Data about app and page elements

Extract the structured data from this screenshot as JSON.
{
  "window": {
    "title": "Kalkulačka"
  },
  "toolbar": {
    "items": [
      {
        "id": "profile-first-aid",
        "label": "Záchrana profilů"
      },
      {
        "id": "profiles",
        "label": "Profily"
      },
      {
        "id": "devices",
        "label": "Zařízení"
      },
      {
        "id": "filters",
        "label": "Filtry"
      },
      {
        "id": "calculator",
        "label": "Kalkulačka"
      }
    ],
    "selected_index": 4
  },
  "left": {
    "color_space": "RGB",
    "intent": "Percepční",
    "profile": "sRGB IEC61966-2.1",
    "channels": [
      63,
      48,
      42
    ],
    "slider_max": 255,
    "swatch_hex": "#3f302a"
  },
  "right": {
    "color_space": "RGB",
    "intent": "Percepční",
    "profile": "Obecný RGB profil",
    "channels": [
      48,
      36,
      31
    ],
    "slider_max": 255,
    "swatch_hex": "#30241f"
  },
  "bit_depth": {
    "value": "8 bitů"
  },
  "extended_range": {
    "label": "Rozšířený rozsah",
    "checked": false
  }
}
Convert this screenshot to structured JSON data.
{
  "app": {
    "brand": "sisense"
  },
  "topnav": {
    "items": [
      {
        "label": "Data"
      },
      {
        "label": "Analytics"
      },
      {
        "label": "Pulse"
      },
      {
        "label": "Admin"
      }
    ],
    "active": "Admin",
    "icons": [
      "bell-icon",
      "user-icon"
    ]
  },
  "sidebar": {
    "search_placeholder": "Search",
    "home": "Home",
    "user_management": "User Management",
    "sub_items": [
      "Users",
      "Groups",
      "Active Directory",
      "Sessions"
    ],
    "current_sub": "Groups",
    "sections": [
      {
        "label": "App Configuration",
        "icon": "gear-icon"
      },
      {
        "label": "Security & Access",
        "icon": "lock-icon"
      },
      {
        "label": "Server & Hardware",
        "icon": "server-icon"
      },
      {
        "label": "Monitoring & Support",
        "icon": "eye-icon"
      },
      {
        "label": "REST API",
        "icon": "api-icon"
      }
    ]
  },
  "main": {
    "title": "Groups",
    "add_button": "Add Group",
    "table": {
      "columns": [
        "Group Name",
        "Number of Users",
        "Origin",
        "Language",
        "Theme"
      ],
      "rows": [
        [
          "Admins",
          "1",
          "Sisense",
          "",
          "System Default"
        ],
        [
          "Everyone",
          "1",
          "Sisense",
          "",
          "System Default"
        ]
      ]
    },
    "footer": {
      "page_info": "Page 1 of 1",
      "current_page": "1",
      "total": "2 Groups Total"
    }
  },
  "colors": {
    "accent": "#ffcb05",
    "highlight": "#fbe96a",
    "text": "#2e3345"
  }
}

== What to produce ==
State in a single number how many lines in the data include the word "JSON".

== Completed task ==
2